But let me tell you about the history of Israel's Bedouin. After the war of 1948, many Bedouin fled to Sinai, to Gaza or to Jordan. Only about 10,000 remained. The Israeli army moved all these people from all over the Negev into a restricted area (the Siag), known as the security zone, a triangle of land between Beer-sheva, Arad and Dimona. Those who had come from other areas such as the Western or Southern Negev had to establish new villages. However, the Israeli authorities refused to recognize these villages and to provide them with services.
Later on, in 1970, the government allowed people to live only in seven cities/large township. The government recognized them as places to concentrate the Bedouin, like Rahat, for example, and encouraged Bedouin to move there although city life is not suited to the Bedouin tradition which is agricultural. We are not nomads, but have settled villages, moving only from summer to winter pastures for our flocks. All of these townships suffer from high unemployment, poor services, high crime rates and other ills. In addition, today, there are 45 unrecognized villages, with some 80,000 residents, all of whom suffer from constant government harassment, demolition of homes and lack of services. The government is considering a plan to recognize a few villages but to move many of their residents to the already overcrowded townships in order to 'Judaize' the Negev, including the establishment of military bases, single family farms (for Jews only) and Jewish villages.
The struggle for the village of El Araqib is a symbolic struggle. This is land that was settled by my family hundreds years ago, and we are conducting a struggle in the courts to have our land rights recognized. This is a test case: if we win, it will set a precedent for many other land claims by Bedouin that have been pending in the courts since the 1970's. As I told you at the beginning, our village has been destroyed 28 times since last year, to make way for a JNF forest. In order to plant the forest the JNF had to uproot not only our homes, destroy our water tankers but also to uproot our trees - olive and grape vines, leaving 300 people homeless. The police are now suing us for half a million dollars to cover the cost of the demolition.
On a daily basis too, we are subject to discrimination: every day I am stopped by the police who demand to see my ID, even when I am travelling to my work at Sapir. The ID checks can take anything from a few minutes to 3/4 an hour or more, depending on the mood of the policeman. In the unrecognized villages there are no services, no health clinics, no electricity, no water, no kindergartens, no transportation and only in very few of them are there schools. Water must be bought in tanks, which is very expensive and electricity is by generator which means that most families have electricity for only four or six hours per day. There are no paved roads, which means that in an emergency it is difficult for ambulances or fire trucks to reach the village.

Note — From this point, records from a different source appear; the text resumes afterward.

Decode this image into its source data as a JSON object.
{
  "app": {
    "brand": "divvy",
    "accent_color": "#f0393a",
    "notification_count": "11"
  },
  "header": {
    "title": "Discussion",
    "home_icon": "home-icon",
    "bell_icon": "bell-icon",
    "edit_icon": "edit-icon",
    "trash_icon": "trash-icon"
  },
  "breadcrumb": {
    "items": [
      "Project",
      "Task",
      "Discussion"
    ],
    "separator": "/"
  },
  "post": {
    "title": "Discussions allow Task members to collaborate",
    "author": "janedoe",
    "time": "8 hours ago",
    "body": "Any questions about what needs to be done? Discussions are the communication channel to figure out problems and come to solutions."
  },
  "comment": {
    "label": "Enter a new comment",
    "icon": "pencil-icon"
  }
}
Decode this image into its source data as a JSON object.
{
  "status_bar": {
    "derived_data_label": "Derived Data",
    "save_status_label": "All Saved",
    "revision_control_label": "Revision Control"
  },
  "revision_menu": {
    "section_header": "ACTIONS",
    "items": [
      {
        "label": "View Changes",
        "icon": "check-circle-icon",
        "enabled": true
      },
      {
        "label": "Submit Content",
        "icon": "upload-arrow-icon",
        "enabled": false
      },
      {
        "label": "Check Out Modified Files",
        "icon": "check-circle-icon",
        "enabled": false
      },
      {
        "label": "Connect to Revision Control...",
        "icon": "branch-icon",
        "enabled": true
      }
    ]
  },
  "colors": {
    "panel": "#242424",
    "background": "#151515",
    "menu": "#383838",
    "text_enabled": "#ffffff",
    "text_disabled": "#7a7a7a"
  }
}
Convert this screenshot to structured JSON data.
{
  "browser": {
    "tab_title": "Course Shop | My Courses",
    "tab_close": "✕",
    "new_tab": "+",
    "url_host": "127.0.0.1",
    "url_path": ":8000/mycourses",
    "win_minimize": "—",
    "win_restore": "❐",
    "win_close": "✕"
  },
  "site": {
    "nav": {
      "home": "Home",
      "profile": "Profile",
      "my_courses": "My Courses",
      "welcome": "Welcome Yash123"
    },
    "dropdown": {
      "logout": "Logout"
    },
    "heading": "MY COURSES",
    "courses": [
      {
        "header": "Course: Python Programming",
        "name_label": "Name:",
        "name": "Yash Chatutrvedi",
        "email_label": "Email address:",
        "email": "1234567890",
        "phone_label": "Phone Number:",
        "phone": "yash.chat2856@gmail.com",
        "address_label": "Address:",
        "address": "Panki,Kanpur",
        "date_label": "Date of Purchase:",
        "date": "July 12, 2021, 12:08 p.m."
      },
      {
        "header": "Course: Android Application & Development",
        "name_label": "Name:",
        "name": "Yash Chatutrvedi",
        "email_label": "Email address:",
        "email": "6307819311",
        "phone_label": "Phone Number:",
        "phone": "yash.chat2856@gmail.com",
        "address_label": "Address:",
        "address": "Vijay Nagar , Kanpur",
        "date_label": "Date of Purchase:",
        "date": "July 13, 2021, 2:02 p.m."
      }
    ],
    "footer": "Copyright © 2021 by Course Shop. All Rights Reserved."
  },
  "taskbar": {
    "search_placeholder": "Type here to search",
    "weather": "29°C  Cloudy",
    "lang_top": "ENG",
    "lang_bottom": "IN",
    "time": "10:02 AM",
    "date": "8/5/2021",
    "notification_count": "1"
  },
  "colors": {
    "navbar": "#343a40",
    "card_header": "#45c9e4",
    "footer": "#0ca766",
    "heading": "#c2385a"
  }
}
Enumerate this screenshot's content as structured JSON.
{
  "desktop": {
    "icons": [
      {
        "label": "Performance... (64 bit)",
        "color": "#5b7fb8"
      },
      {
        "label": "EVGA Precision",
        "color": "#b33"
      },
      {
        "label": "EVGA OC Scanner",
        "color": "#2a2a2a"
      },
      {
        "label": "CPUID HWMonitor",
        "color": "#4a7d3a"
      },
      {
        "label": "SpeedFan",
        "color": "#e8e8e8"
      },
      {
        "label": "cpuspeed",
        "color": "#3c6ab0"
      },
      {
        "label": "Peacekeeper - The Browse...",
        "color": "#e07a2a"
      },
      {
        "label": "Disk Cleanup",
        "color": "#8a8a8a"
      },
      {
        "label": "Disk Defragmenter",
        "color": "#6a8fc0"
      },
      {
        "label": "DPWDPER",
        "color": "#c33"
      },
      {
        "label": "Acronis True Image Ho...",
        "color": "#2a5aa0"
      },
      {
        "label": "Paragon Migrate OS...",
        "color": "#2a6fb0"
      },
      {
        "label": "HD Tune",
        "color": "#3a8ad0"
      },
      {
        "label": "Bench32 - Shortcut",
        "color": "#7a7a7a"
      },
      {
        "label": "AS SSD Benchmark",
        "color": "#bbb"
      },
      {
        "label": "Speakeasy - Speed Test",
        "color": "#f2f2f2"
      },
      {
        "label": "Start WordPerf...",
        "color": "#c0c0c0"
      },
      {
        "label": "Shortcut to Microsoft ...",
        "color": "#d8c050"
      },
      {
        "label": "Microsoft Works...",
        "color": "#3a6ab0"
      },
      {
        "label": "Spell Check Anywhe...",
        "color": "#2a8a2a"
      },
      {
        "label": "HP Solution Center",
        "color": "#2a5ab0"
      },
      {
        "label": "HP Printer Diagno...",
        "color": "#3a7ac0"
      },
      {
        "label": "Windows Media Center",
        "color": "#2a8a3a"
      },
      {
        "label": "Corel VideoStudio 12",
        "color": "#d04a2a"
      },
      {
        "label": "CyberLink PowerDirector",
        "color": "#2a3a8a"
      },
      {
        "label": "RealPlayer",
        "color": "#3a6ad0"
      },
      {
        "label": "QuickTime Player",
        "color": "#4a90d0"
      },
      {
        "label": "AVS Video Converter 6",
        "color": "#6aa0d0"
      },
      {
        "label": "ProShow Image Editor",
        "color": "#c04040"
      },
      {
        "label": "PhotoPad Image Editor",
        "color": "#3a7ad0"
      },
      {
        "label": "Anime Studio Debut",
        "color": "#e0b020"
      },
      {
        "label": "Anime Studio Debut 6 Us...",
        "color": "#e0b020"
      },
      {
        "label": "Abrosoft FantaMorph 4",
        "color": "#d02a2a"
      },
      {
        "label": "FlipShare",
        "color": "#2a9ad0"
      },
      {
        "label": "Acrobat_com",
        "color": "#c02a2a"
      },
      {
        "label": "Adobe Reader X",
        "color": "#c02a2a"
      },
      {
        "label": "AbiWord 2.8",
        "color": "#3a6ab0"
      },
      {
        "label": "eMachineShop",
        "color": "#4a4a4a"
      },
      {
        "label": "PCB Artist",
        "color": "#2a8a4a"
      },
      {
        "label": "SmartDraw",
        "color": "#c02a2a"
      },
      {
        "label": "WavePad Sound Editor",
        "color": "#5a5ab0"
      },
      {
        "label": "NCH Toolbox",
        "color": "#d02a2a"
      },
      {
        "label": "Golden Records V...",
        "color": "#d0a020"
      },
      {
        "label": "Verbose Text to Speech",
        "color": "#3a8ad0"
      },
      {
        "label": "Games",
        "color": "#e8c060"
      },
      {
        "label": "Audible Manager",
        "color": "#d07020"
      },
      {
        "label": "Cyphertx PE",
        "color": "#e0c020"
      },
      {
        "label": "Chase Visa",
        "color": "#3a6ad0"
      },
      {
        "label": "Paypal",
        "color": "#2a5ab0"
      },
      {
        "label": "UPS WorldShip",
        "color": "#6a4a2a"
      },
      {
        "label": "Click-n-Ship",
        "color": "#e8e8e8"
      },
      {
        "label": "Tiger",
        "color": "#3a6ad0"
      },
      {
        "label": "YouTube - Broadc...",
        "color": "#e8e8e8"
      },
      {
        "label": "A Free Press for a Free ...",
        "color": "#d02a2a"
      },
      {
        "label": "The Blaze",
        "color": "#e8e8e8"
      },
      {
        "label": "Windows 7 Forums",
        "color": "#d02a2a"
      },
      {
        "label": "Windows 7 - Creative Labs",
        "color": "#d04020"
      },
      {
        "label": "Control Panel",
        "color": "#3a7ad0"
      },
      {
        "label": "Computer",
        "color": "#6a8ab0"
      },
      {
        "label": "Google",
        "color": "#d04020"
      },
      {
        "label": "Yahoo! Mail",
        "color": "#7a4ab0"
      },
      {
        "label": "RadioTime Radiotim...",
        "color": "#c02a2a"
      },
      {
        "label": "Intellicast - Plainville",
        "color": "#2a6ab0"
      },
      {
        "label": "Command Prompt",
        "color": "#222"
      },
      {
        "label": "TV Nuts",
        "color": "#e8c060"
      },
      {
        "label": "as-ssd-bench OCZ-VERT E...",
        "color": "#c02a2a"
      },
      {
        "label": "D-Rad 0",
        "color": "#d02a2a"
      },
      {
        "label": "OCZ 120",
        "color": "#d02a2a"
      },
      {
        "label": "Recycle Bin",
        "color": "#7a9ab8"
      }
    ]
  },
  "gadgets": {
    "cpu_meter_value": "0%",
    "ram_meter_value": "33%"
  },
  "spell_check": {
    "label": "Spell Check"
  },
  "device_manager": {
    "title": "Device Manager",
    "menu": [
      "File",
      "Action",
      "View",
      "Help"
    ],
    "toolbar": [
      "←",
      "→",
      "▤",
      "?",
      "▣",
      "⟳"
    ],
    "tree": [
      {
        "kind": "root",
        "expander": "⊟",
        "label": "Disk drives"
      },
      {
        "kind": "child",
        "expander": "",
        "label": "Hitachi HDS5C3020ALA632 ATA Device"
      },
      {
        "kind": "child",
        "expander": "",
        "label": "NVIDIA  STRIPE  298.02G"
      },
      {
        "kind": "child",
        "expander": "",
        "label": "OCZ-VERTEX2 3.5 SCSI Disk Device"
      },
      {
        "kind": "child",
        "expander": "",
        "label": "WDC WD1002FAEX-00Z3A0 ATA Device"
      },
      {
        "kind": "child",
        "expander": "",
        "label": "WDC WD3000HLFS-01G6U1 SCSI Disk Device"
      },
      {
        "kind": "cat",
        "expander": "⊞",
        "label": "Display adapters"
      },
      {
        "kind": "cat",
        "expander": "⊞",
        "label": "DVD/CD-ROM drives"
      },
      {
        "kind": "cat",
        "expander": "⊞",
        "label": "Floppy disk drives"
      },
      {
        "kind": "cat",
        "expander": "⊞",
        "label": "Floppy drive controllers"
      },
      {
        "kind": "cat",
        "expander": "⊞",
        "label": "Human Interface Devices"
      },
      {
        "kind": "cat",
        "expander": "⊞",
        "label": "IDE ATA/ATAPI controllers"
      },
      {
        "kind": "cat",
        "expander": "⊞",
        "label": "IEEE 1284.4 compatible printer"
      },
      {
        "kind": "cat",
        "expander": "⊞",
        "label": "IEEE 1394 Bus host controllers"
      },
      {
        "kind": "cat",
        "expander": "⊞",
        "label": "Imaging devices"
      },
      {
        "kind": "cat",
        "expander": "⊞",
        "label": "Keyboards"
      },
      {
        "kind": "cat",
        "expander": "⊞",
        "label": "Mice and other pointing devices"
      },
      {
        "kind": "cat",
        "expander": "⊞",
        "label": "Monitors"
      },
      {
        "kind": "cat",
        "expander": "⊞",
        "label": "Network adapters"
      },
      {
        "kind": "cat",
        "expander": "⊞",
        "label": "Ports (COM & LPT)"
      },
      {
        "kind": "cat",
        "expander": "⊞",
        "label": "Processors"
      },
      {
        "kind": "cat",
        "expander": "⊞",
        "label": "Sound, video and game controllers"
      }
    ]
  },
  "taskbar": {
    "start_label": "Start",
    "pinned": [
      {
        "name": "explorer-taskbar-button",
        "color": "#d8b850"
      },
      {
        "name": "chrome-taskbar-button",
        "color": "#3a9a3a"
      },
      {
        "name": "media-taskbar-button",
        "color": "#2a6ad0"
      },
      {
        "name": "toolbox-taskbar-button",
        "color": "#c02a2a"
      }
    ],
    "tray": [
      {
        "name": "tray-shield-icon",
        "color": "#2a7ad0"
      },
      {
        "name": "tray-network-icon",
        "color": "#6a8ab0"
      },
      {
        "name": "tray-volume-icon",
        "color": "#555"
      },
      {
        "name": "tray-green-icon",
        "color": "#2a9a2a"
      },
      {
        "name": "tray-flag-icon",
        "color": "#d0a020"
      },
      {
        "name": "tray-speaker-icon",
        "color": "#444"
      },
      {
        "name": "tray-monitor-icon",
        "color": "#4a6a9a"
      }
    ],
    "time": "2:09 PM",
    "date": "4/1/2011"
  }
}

Most of the unrecognized villages are the product of Israel's policy of moving the Bedouin into the restricted area 60 years ago, and our pressing claim now is for the government to recognize these villages and provide the services that other citizens enjoy, including health, education, transportation, access to government services and to water and electricity. These are basic human rights, and the basic responsibility of government towards its citizens.
Awad Abu Freih - September 2011